She said a lot of people in Saxmundham currently choose to shop at larger stores in Martlesham or Lowestoft and hoped that any new development would encourage them to stay in the town, benefiting local retailers.
“I think another supermarket would make a good foil to Waitrose and is very much wanted by a large number of people,” she said. “I objected to the Tesco application because it was the wrong site - if it had been in the centre of town I would have had no objection.”
Her views have been echoed by members of the local community.
Bob Foyers, who runs the Bistro at the Deli and is chairman of Businesses of Saxmundham (BOS), said his members were split 50/50 but he was personally in favour.
“My own belief is that its the best thing for the town,” he said. “Waitrose has been fantastic but there are those who decide to shop outside Saxmundham. Hopefully this will keep people here to do their shopping - it might also attract others from neighbouring towns such as Leiston or Aldeburgh. My biggest concern is about the traffic.”
Robin Potter, director of the Saxmundham and District Community Interest Company, said: “The general feeling is that people are anxious to see something that compliments the existing Waitrose store.
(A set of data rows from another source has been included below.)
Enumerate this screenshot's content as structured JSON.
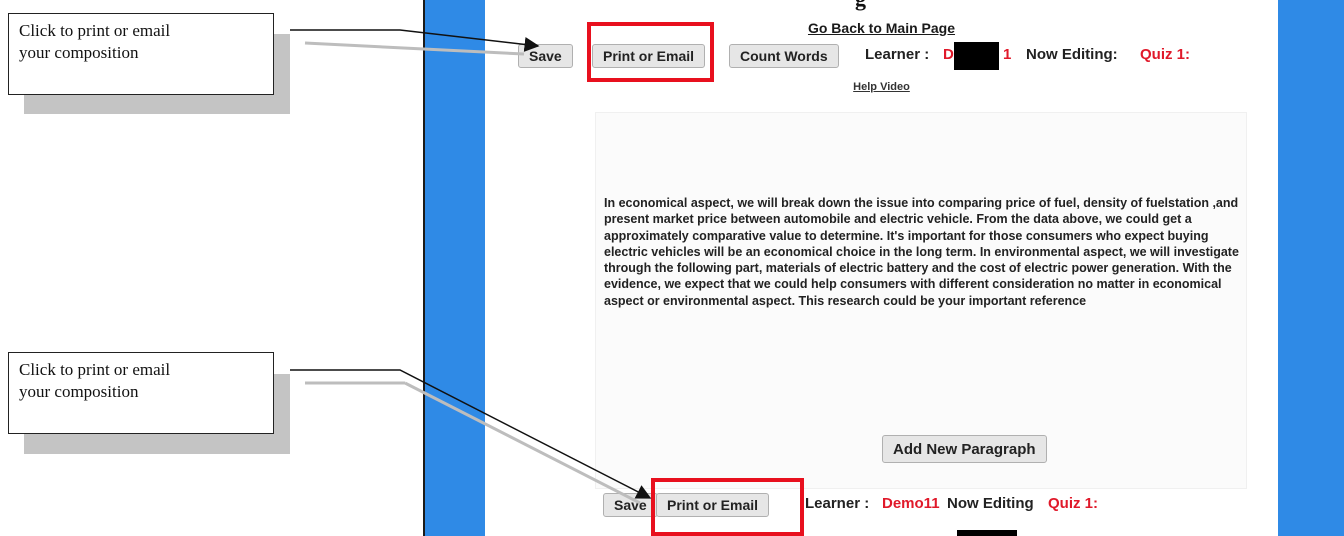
{
  "callouts": [
    {
      "text_line1": "Click to print or email",
      "text_line2": "your composition"
    },
    {
      "text_line1": "Click to print or email",
      "text_line2": "your composition"
    }
  ],
  "top_heading_fragment": "g",
  "go_back_link": "Go Back to Main Page",
  "top_toolbar": {
    "save": "Save",
    "print_email": "Print or Email",
    "count_words": "Count Words",
    "learner_label": "Learner :",
    "learner_value_prefix": "D",
    "learner_value_suffix": "1",
    "now_editing_label": "Now Editing:",
    "quiz": "Quiz 1:"
  },
  "help_video": "Help Video",
  "paragraph": "In economical aspect, we will break down the issue into comparing price of fuel, density of fuelstation ,and present market price between automobile and electric vehicle. From the data above, we could get a approximately comparative value to determine. It's important for those consumers who expect buying electric vehicles will be an economical choice in the long term. In environmental aspect, we will investigate through the following part, materials of electric battery and the cost of electric power generation. With the evidence, we expect that we could help consumers with different consideration no matter in economical aspect or environmental aspect. This research could be your important reference",
  "add_paragraph": "Add New Paragraph",
  "bottom_toolbar": {
    "save": "Save",
    "print_email": "Print or Email",
    "learner_label": "Learner :",
    "learner_value": "Demo11",
    "now_editing_label": "Now Editing",
    "quiz": "Quiz 1:"
  },
  "colors": {
    "frame_blue": "#2f8ae6",
    "highlight_red": "#e8101e",
    "accent_red": "#e0192a"
  }
}
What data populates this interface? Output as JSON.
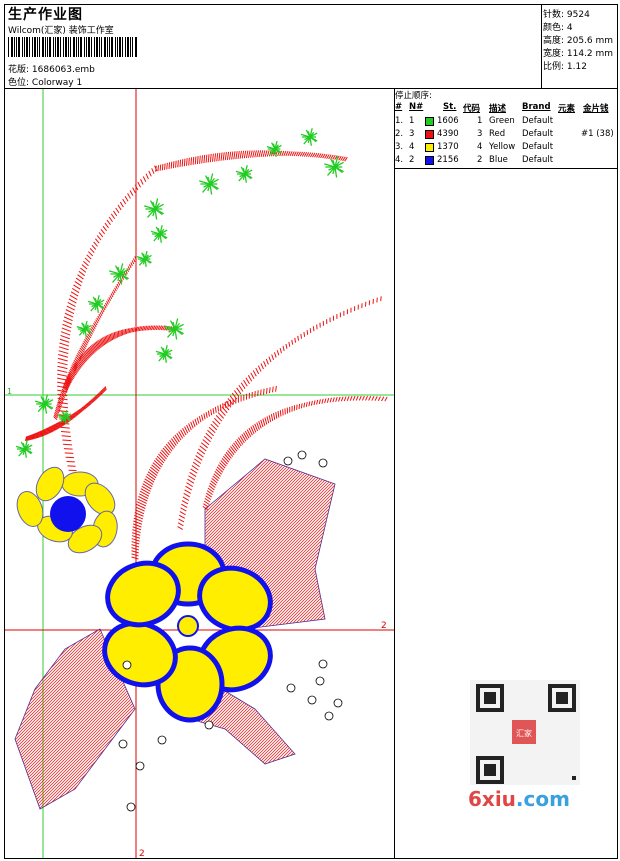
{
  "header": {
    "title": "生产作业图",
    "studio": "Wilcom(汇家) 装饰工作室",
    "design_label": "花版:",
    "design_value": "1686063.emb",
    "colorway_label": "色位:",
    "colorway_value": "Colorway 1"
  },
  "stats": {
    "stitches": "针数: 9524",
    "colors": "颜色: 4",
    "height": "高度: 205.6 mm",
    "width": "宽度: 114.2 mm",
    "scale": "比例: 1.12"
  },
  "legend": {
    "title": "停止顺序:",
    "headers": [
      "#",
      "N#",
      "St.",
      "代码",
      "描述",
      "Brand",
      "元素",
      "金片钱"
    ],
    "rows": [
      {
        "no": "1.",
        "n": "1",
        "st": "1606",
        "code": "1",
        "desc": "Green",
        "brand": "Default",
        "element": "",
        "color": "#22cc22"
      },
      {
        "no": "2.",
        "n": "3",
        "st": "4390",
        "code": "3",
        "desc": "Red",
        "brand": "Default",
        "element": "#1 (38)",
        "color": "#ee1111"
      },
      {
        "no": "3.",
        "n": "4",
        "st": "1370",
        "code": "4",
        "desc": "Yellow",
        "brand": "Default",
        "element": "",
        "color": "#ffee00"
      },
      {
        "no": "4.",
        "n": "2",
        "st": "2156",
        "code": "2",
        "desc": "Blue",
        "brand": "Default",
        "element": "",
        "color": "#1111ee"
      }
    ]
  },
  "guides": {
    "v1": "1",
    "h1": "1",
    "h2": "2",
    "v2": "2"
  },
  "watermark": {
    "text_main": "6xiu",
    "text_dot": ".com",
    "seal": "汇家"
  },
  "colors": {
    "green": "#22cc22",
    "red": "#ee1111",
    "yellow": "#ffee00",
    "blue": "#1111ee",
    "guide_red": "#dd0000",
    "guide_green": "#33cc33"
  }
}
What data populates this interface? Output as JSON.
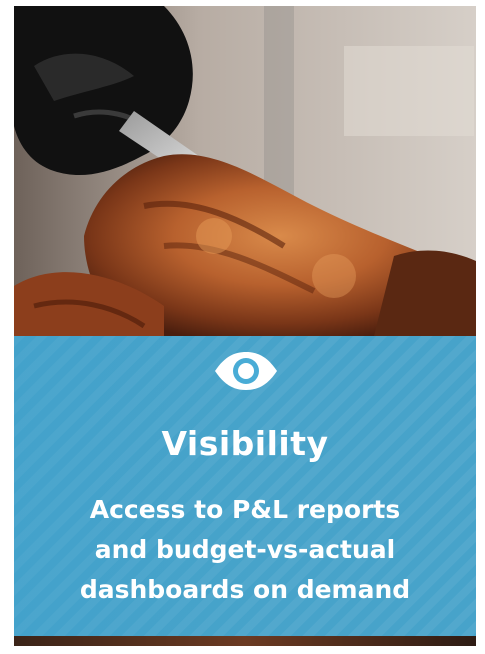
{
  "card": {
    "image_icon": "grilled-meat-photo",
    "icon": "eye-icon",
    "title": "Visibility",
    "description_lines": [
      "Access to P&L reports",
      "and budget-vs-actual",
      "dashboards on demand"
    ]
  },
  "colors": {
    "panel": "#49acd6",
    "text": "#ffffff"
  }
}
“It’s better to have a development like that in the centre of town rather than on the edge because it will bring people in, which is what has happened following Waitrose.”
Rose Damiral-White, chairman of the planning committee for Saxmundham Town Council, said she was delighted the development had been given the go-ahead as it would be a massive improvement on the current site and provide much needed facilities and car parking.
But Lady Caroline Cranbbrook, of nearby Great Glemham, who has won nationwide plaudits campaigning for small retailers and food suppliers, said she was concerned.
Lady Caroline was a central figure in opposing the plans by Tesco in 1997 and carried out a survey of local food shops.
“It is far too much retailing for that area,” she said. “There is evidence to show that Waitrose has had a very serious impact on local shops and I think another supermarket would be devastating - not just on Saxmundham but on the surrounding area and village shops, which in turn will impact on suppliers and producers.”
Representatives from Tesco and Morrisons were both unavailable for comment last night but a spokesman for Asda confirmed they would not be moving to Saxmundham, while a spokeswoman for Sainsbury’s said they were interested in locating a smaller store in the town, although nothing had been agreed so far.
Meanwhile Ipswich Central has written to Government in a bid to get them to stop Tesco opening a new store in the town's Grafton Way.
The plans for the former B&Q site were given the go ahead by the borough council earlier this month but retailers feel the development is inappropriate and could harm trade.